* [Task description]: Which lines in the data below contain the word "accent"? Copy each of them.

(Component data from apps and pages)
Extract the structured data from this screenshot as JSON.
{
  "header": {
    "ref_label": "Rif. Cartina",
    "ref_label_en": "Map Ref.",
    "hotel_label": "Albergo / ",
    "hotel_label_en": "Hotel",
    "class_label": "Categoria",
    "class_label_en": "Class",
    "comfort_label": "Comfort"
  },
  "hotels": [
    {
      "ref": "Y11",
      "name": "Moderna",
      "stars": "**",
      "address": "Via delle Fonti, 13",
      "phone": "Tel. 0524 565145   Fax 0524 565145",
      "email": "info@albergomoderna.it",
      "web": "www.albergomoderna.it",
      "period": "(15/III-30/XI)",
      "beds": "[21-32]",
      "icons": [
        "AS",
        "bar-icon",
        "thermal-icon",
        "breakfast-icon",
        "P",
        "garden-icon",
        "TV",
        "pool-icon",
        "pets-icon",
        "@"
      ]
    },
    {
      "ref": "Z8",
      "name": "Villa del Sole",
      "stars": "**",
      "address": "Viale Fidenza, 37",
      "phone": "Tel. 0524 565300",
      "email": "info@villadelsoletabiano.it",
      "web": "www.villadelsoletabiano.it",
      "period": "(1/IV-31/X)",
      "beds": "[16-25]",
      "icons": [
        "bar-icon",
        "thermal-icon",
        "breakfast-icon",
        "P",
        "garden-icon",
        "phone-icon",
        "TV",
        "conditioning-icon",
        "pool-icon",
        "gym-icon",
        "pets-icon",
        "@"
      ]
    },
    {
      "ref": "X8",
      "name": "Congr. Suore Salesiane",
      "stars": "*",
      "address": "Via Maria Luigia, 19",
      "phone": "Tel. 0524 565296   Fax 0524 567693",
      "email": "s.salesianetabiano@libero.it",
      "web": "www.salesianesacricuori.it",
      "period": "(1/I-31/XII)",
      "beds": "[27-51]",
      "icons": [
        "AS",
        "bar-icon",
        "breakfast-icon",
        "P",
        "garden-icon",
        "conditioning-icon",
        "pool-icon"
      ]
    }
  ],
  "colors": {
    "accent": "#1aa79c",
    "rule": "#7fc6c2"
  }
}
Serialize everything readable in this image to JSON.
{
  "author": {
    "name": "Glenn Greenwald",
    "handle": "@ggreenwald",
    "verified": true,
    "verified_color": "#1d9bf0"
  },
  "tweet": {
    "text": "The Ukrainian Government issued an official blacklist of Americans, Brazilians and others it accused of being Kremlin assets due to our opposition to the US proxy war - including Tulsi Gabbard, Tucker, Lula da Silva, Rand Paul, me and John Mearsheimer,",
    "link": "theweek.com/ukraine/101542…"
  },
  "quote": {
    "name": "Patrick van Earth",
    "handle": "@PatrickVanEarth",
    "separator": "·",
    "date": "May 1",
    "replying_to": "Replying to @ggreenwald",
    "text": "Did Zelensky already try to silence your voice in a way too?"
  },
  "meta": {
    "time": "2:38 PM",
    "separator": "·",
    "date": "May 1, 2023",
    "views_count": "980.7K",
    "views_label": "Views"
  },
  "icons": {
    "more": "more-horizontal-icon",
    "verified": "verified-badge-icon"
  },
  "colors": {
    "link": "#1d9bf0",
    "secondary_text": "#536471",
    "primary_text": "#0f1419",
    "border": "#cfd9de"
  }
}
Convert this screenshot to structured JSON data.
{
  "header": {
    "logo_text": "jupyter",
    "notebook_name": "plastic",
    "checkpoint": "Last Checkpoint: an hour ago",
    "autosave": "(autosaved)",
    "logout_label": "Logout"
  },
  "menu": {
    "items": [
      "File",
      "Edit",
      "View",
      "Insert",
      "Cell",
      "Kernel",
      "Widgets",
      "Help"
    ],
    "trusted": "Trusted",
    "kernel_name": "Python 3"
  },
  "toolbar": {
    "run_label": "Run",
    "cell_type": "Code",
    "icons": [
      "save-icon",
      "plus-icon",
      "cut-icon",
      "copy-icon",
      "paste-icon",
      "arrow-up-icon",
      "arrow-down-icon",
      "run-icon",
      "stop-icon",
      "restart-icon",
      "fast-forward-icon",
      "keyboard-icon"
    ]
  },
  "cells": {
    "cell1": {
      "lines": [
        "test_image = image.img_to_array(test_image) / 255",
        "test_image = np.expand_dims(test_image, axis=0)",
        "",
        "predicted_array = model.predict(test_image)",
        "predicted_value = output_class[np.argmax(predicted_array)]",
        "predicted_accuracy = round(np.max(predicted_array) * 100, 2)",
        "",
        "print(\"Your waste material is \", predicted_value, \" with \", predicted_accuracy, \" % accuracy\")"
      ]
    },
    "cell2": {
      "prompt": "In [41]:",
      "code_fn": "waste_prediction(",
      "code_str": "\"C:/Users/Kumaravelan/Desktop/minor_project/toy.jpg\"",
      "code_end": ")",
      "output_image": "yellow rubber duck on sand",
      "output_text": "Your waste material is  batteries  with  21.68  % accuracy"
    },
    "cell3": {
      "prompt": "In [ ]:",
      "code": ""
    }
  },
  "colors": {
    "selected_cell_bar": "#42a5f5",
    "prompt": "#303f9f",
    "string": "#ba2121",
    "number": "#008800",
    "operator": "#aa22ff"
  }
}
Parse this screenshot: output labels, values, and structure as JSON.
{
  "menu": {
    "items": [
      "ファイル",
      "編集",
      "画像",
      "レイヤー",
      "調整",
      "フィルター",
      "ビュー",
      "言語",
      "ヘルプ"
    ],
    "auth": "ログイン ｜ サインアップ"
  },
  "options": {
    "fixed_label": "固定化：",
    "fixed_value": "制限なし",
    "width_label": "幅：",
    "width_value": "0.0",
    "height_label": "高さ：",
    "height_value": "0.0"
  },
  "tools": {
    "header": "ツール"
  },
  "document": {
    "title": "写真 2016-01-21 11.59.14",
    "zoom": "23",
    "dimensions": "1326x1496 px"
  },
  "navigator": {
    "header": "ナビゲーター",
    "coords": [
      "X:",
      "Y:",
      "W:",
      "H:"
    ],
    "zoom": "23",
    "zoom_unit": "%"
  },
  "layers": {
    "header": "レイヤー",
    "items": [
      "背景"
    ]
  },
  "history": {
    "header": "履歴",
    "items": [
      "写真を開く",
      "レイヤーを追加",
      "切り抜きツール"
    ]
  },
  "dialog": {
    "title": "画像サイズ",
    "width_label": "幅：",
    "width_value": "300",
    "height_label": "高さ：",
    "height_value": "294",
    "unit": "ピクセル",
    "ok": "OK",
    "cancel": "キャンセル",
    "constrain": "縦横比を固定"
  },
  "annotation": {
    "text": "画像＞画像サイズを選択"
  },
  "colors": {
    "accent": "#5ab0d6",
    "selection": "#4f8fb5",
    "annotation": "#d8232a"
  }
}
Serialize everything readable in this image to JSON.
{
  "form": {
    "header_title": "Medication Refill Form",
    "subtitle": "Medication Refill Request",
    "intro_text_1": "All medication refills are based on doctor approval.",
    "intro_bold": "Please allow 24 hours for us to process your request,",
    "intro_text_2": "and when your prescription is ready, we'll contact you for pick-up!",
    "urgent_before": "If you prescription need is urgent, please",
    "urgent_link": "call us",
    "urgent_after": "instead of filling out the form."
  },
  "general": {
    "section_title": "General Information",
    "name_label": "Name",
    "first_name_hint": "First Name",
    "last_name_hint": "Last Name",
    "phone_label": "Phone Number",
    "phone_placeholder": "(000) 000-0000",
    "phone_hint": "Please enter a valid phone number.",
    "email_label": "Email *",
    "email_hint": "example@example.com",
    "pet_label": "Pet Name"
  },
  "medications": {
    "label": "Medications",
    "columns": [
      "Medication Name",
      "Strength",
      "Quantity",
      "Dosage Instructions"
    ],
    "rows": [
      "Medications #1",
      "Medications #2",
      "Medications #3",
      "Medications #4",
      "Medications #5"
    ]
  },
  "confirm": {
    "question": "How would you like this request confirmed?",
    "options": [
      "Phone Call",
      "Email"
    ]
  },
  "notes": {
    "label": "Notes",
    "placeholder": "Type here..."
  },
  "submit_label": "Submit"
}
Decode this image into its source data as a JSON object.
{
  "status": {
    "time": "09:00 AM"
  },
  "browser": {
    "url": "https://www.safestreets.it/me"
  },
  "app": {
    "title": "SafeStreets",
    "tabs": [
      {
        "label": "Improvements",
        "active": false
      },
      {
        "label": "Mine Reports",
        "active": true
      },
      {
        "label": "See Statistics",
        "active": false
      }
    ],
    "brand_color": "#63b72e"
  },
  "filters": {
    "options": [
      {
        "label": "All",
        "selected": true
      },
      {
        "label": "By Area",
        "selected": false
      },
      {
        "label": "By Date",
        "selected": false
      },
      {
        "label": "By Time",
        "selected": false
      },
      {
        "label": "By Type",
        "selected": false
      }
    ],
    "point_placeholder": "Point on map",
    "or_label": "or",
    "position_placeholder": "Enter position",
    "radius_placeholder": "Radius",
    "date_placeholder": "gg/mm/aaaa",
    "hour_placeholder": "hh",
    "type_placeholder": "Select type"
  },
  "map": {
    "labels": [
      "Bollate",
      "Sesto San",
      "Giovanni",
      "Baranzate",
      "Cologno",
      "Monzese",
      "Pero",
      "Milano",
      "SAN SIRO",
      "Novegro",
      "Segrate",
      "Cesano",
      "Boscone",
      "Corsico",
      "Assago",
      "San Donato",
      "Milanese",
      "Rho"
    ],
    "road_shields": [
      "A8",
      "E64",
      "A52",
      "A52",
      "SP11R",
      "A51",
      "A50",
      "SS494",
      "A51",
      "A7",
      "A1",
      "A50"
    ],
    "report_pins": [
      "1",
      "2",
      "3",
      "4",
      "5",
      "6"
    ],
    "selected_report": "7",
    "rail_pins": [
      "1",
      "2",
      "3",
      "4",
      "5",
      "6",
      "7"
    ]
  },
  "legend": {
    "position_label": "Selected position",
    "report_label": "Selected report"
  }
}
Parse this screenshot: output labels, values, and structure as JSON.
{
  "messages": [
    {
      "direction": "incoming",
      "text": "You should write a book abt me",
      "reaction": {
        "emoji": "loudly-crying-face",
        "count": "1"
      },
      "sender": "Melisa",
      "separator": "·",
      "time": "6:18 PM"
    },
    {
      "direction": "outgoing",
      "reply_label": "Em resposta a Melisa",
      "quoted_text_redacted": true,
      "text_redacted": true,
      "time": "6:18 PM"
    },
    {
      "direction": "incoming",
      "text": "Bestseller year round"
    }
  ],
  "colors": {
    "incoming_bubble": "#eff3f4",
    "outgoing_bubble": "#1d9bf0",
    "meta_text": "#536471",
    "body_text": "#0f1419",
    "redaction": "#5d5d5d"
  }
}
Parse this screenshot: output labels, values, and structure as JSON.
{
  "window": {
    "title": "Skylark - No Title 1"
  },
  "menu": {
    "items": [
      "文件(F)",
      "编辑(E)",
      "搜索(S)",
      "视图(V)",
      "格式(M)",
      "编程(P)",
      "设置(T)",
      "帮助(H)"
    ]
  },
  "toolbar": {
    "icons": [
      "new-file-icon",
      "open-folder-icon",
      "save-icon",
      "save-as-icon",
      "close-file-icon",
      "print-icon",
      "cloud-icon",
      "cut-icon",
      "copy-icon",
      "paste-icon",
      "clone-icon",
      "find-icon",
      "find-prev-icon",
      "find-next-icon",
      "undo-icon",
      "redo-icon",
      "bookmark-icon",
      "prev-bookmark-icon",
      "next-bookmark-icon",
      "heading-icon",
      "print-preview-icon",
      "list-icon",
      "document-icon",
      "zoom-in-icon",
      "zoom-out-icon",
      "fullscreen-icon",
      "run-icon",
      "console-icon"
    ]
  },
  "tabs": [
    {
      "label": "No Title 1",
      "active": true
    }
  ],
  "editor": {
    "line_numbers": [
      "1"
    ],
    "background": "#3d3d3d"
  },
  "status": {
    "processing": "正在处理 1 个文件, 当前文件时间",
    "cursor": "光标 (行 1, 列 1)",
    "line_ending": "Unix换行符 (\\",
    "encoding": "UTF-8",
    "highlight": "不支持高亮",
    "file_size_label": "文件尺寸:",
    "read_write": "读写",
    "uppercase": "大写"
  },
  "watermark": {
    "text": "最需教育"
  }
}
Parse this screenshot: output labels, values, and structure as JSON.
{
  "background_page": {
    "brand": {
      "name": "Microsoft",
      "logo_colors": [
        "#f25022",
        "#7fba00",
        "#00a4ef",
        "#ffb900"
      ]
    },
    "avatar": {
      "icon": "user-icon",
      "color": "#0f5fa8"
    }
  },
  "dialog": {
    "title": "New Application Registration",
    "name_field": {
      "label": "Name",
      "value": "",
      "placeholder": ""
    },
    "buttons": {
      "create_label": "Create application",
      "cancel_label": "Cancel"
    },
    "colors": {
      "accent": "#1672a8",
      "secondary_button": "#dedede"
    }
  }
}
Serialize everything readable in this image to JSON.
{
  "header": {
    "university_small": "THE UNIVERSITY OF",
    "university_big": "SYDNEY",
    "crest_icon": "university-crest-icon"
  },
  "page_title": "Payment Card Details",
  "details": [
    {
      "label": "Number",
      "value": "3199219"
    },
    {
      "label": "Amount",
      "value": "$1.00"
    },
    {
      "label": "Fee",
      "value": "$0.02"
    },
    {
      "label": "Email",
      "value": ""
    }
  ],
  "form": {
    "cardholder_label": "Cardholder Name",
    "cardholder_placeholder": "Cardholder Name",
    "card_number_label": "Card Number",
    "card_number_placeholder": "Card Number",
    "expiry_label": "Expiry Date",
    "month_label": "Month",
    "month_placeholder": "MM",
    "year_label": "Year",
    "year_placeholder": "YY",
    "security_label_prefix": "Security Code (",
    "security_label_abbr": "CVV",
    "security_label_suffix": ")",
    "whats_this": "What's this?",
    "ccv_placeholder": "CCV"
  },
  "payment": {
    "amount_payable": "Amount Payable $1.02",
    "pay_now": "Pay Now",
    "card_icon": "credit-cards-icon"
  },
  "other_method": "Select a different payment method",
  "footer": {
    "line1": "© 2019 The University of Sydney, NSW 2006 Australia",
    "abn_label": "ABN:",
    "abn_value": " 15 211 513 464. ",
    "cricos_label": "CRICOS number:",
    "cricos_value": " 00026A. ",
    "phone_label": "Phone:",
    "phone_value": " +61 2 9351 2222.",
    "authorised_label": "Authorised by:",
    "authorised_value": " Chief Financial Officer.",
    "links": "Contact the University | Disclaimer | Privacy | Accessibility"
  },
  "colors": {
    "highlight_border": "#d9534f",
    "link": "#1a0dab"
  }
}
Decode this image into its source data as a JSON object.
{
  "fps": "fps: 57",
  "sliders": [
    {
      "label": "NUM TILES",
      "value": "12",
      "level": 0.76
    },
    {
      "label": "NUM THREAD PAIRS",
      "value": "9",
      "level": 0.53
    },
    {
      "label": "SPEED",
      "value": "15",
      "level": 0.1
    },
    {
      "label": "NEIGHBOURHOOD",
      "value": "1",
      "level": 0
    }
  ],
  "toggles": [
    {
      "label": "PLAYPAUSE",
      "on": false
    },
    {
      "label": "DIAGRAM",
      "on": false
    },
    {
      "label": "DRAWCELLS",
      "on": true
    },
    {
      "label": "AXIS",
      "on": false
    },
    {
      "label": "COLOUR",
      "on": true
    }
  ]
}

* [Solution to this exercise]:
    "accent": "#1aa79c",
    "accent": "#5ab0d6",
      "accent": "#1672a8",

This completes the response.